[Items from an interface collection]
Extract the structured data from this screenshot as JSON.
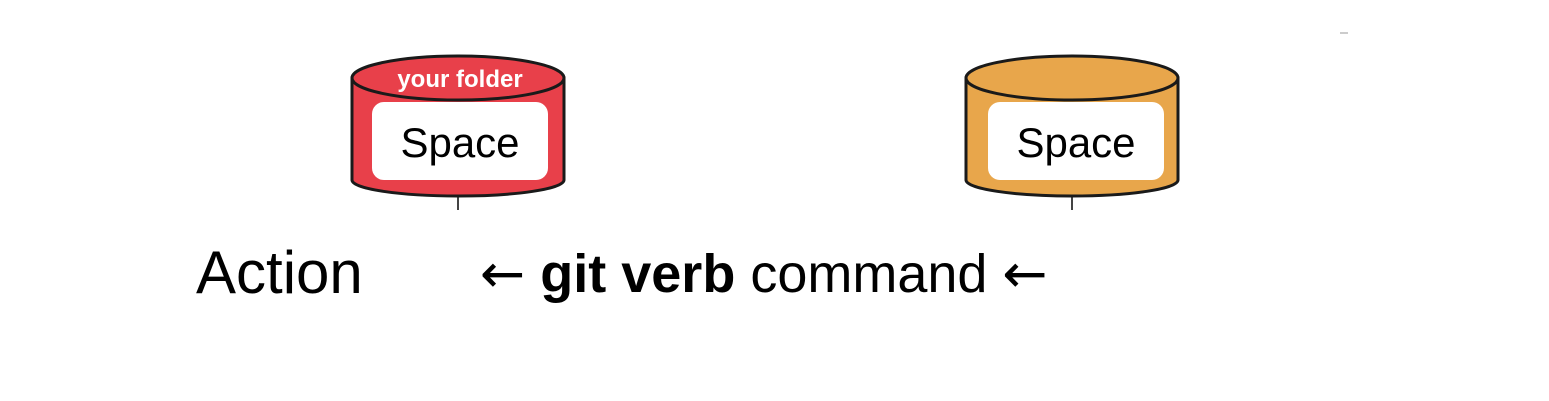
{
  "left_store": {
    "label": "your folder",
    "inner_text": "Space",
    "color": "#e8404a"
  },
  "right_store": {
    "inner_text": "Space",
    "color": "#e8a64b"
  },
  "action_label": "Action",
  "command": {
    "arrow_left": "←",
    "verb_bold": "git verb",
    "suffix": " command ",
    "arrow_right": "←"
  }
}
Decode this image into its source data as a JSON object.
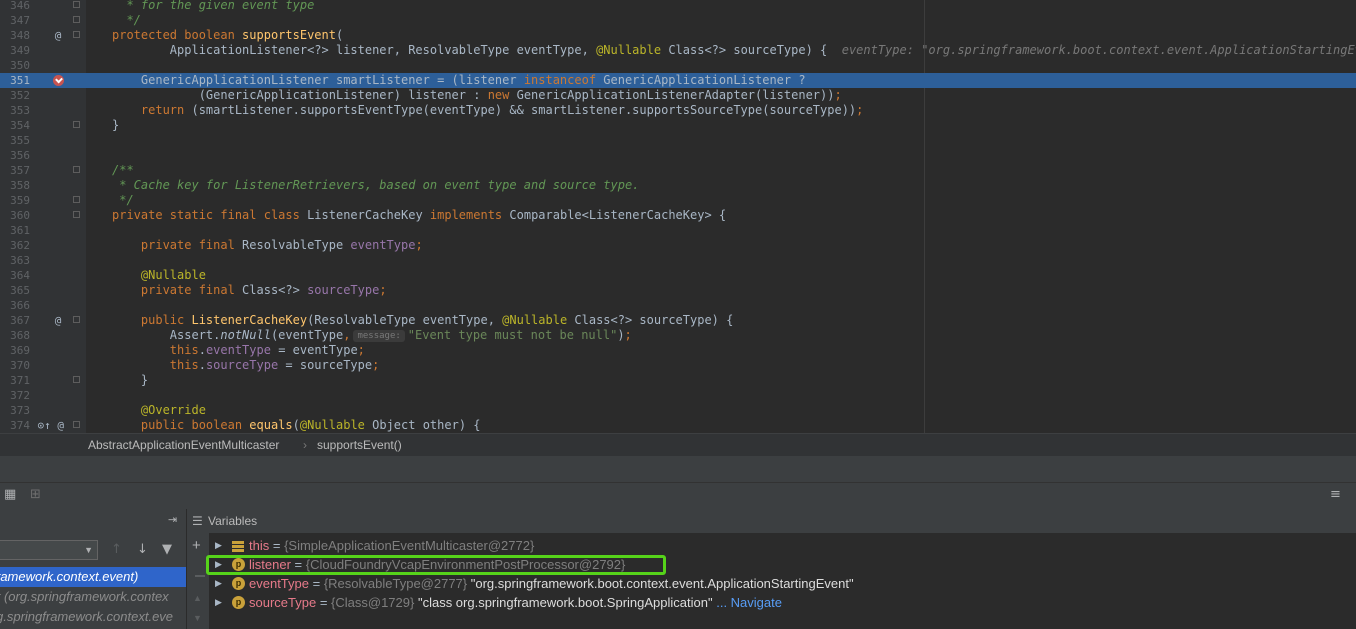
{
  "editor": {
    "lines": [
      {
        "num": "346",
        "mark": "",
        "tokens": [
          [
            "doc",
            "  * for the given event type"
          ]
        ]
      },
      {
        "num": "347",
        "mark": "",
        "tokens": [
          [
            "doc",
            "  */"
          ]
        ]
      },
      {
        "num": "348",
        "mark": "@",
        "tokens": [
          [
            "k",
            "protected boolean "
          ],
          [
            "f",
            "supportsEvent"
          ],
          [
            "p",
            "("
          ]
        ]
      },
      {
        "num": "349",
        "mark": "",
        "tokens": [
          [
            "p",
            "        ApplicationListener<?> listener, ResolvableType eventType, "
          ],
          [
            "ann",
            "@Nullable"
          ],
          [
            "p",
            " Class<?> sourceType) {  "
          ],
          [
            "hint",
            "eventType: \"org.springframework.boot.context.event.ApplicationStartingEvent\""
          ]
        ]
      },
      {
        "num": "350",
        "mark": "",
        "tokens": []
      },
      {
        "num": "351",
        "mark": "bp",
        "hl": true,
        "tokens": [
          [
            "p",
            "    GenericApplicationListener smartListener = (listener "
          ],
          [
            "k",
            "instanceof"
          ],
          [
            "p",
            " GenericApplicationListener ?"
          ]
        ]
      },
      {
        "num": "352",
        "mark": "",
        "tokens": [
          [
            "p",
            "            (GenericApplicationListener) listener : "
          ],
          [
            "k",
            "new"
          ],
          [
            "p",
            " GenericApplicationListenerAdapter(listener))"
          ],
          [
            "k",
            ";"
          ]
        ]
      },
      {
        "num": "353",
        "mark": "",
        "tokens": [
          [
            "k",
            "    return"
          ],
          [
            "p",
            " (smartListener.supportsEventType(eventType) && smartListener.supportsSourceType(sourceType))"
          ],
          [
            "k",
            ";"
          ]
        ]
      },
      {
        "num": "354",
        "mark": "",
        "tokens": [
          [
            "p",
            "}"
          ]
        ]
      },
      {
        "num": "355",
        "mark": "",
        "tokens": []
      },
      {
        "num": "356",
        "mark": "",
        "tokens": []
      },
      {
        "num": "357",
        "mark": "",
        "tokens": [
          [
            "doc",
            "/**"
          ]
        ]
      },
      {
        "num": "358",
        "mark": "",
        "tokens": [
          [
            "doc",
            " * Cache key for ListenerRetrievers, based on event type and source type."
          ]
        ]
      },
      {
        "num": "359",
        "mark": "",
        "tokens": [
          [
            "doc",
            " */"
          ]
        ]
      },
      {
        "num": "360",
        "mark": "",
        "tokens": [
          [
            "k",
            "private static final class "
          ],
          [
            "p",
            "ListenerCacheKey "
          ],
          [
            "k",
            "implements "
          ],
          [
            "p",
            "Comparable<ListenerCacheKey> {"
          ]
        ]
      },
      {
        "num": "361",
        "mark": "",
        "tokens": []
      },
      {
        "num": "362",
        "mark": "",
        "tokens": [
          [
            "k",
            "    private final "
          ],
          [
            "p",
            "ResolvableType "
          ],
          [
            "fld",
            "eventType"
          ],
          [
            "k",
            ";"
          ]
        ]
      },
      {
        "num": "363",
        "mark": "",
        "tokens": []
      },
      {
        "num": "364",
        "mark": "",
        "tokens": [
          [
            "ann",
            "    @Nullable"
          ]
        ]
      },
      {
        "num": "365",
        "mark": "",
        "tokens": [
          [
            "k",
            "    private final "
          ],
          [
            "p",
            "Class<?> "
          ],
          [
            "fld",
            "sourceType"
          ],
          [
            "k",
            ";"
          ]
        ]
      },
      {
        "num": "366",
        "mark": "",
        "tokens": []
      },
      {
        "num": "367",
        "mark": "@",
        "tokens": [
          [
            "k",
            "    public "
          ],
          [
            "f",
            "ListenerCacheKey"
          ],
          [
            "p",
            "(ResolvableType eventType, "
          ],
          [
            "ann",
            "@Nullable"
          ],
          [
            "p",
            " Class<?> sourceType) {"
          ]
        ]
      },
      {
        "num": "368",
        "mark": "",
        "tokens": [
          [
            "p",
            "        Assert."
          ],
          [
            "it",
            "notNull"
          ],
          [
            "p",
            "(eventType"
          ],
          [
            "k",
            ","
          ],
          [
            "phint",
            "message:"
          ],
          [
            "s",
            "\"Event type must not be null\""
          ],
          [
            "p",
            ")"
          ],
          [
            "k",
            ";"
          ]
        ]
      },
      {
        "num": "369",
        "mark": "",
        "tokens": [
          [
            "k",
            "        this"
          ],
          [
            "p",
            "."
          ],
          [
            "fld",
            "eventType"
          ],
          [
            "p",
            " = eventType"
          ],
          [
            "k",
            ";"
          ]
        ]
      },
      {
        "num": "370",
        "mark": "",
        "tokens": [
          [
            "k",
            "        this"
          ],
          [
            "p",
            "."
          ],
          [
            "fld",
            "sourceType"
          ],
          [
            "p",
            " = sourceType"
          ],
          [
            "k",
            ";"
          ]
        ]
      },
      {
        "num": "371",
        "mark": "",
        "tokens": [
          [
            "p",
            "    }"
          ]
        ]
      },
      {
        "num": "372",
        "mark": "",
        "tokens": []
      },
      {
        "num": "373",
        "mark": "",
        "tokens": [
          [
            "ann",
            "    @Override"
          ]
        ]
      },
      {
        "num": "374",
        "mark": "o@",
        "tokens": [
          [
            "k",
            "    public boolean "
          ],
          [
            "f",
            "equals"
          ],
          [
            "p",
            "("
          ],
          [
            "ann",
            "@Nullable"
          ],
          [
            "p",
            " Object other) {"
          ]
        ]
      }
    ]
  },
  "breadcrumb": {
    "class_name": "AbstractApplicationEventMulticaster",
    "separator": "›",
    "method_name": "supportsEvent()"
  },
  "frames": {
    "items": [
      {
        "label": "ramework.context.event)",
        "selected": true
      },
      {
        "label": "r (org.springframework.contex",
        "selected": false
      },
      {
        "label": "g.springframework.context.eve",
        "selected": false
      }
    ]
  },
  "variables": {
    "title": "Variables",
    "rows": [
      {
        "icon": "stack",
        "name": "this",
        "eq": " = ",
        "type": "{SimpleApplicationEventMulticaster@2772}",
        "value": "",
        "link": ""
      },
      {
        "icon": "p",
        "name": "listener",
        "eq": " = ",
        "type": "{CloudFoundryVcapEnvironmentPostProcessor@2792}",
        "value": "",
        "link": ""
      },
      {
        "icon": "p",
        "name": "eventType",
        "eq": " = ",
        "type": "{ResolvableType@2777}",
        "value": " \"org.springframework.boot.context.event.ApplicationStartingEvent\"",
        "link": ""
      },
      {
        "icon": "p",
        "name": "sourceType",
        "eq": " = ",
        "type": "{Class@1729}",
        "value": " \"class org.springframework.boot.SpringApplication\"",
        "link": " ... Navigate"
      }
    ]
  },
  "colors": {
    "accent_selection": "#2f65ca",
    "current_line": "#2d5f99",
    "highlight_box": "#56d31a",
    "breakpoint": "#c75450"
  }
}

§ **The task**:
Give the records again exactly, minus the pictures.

§ **Solution to this task**:
Extract the structured data from this screenshot as JSON.
{
  "left_store": {
    "label": "your folder",
    "inner_text": "Space",
    "color": "#e8404a"
  },
  "right_store": {
    "inner_text": "Space",
    "color": "#e8a64b"
  },
  "action_label": "Action",
  "command": {
    "arrow_left": "←",
    "verb_bold": "git verb",
    "suffix": " command ",
    "arrow_right": "←"
  }
}
Decode this image into its source data as a JSON object.
{
  "editor": {
    "lines": [
      {
        "num": "346",
        "mark": "",
        "tokens": [
          [
            "doc",
            "  * for the given event type"
          ]
        ]
      },
      {
        "num": "347",
        "mark": "",
        "tokens": [
          [
            "doc",
            "  */"
          ]
        ]
      },
      {
        "num": "348",
        "mark": "@",
        "tokens": [
          [
            "k",
            "protected boolean "
          ],
          [
            "f",
            "supportsEvent"
          ],
          [
            "p",
            "("
          ]
        ]
      },
      {
        "num": "349",
        "mark": "",
        "tokens": [
          [
            "p",
            "        ApplicationListener<?> listener, ResolvableType eventType, "
          ],
          [
            "ann",
            "@Nullable"
          ],
          [
            "p",
            " Class<?> sourceType) {  "
          ],
          [
            "hint",
            "eventType: \"org.springframework.boot.context.event.ApplicationStartingEvent\""
          ]
        ]
      },
      {
        "num": "350",
        "mark": "",
        "tokens": []
      },
      {
        "num": "351",
        "mark": "bp",
        "hl": true,
        "tokens": [
          [
            "p",
            "    GenericApplicationListener smartListener = (listener "
          ],
          [
            "k",
            "instanceof"
          ],
          [
            "p",
            " GenericApplicationListener ?"
          ]
        ]
      },
      {
        "num": "352",
        "mark": "",
        "tokens": [
          [
            "p",
            "            (GenericApplicationListener) listener : "
          ],
          [
            "k",
            "new"
          ],
          [
            "p",
            " GenericApplicationListenerAdapter(listener))"
          ],
          [
            "k",
            ";"
          ]
        ]
      },
      {
        "num": "353",
        "mark": "",
        "tokens": [
          [
            "k",
            "    return"
          ],
          [
            "p",
            " (smartListener.supportsEventType(eventType) && smartListener.supportsSourceType(sourceType))"
          ],
          [
            "k",
            ";"
          ]
        ]
      },
      {
        "num": "354",
        "mark": "",
        "tokens": [
          [
            "p",
            "}"
          ]
        ]
      },
      {
        "num": "355",
        "mark": "",
        "tokens": []
      },
      {
        "num": "356",
        "mark": "",
        "tokens": []
      },
      {
        "num": "357",
        "mark": "",
        "tokens": [
          [
            "doc",
            "/**"
          ]
        ]
      },
      {
        "num": "358",
        "mark": "",
        "tokens": [
          [
            "doc",
            " * Cache key for ListenerRetrievers, based on event type and source type."
          ]
        ]
      },
      {
        "num": "359",
        "mark": "",
        "tokens": [
          [
            "doc",
            " */"
          ]
        ]
      },
      {
        "num": "360",
        "mark": "",
        "tokens": [
          [
            "k",
            "private static final class "
          ],
          [
            "p",
            "ListenerCacheKey "
          ],
          [
            "k",
            "implements "
          ],
          [
            "p",
            "Comparable<ListenerCacheKey> {"
          ]
        ]
      },
      {
        "num": "361",
        "mark": "",
        "tokens": []
      },
      {
        "num": "362",
        "mark": "",
        "tokens": [
          [
            "k",
            "    private final "
          ],
          [
            "p",
            "ResolvableType "
          ],
          [
            "fld",
            "eventType"
          ],
          [
            "k",
            ";"
          ]
        ]
      },
      {
        "num": "363",
        "mark": "",
        "tokens": []
      },
      {
        "num": "364",
        "mark": "",
        "tokens": [
          [
            "ann",
            "    @Nullable"
          ]
        ]
      },
      {
        "num": "365",
        "mark": "",
        "tokens": [
          [
            "k",
            "    private final "
          ],
          [
            "p",
            "Class<?> "
          ],
          [
            "fld",
            "sourceType"
          ],
          [
            "k",
            ";"
          ]
        ]
      },
      {
        "num": "366",
        "mark": "",
        "tokens": []
      },
      {
        "num": "367",
        "mark": "@",
        "tokens": [
          [
            "k",
            "    public "
          ],
          [
            "f",
            "ListenerCacheKey"
          ],
          [
            "p",
            "(ResolvableType eventType, "
          ],
          [
            "ann",
            "@Nullable"
          ],
          [
            "p",
            " Class<?> sourceType) {"
          ]
        ]
      },
      {
        "num": "368",
        "mark": "",
        "tokens": [
          [
            "p",
            "        Assert."
          ],
          [
            "it",
            "notNull"
          ],
          [
            "p",
            "(eventType"
          ],
          [
            "k",
            ","
          ],
          [
            "phint",
            "message:"
          ],
          [
            "s",
            "\"Event type must not be null\""
          ],
          [
            "p",
            ")"
          ],
          [
            "k",
            ";"
          ]
        ]
      },
      {
        "num": "369",
        "mark": "",
        "tokens": [
          [
            "k",
            "        this"
          ],
          [
            "p",
            "."
          ],
          [
            "fld",
            "eventType"
          ],
          [
            "p",
            " = eventType"
          ],
          [
            "k",
            ";"
          ]
        ]
      },
      {
        "num": "370",
        "mark": "",
        "tokens": [
          [
            "k",
            "        this"
          ],
          [
            "p",
            "."
          ],
          [
            "fld",
            "sourceType"
          ],
          [
            "p",
            " = sourceType"
          ],
          [
            "k",
            ";"
          ]
        ]
      },
      {
        "num": "371",
        "mark": "",
        "tokens": [
          [
            "p",
            "    }"
          ]
        ]
      },
      {
        "num": "372",
        "mark": "",
        "tokens": []
      },
      {
        "num": "373",
        "mark": "",
        "tokens": [
          [
            "ann",
            "    @Override"
          ]
        ]
      },
      {
        "num": "374",
        "mark": "o@",
        "tokens": [
          [
            "k",
            "    public boolean "
          ],
          [
            "f",
            "equals"
          ],
          [
            "p",
            "("
          ],
          [
            "ann",
            "@Nullable"
          ],
          [
            "p",
            " Object other) {"
          ]
        ]
      }
    ]
  },
  "breadcrumb": {
    "class_name": "AbstractApplicationEventMulticaster",
    "separator": "›",
    "method_name": "supportsEvent()"
  },
  "frames": {
    "items": [
      {
        "label": "ramework.context.event)",
        "selected": true
      },
      {
        "label": "r (org.springframework.contex",
        "selected": false
      },
      {
        "label": "g.springframework.context.eve",
        "selected": false
      }
    ]
  },
  "variables": {
    "title": "Variables",
    "rows": [
      {
        "icon": "stack",
        "name": "this",
        "eq": " = ",
        "type": "{SimpleApplicationEventMulticaster@2772}",
        "value": "",
        "link": ""
      },
      {
        "icon": "p",
        "name": "listener",
        "eq": " = ",
        "type": "{CloudFoundryVcapEnvironmentPostProcessor@2792}",
        "value": "",
        "link": ""
      },
      {
        "icon": "p",
        "name": "eventType",
        "eq": " = ",
        "type": "{ResolvableType@2777}",
        "value": " \"org.springframework.boot.context.event.ApplicationStartingEvent\"",
        "link": ""
      },
      {
        "icon": "p",
        "name": "sourceType",
        "eq": " = ",
        "type": "{Class@1729}",
        "value": " \"class org.springframework.boot.SpringApplication\"",
        "link": " ... Navigate"
      }
    ]
  },
  "colors": {
    "accent_selection": "#2f65ca",
    "current_line": "#2d5f99",
    "highlight_box": "#56d31a",
    "breakpoint": "#c75450"
  }
}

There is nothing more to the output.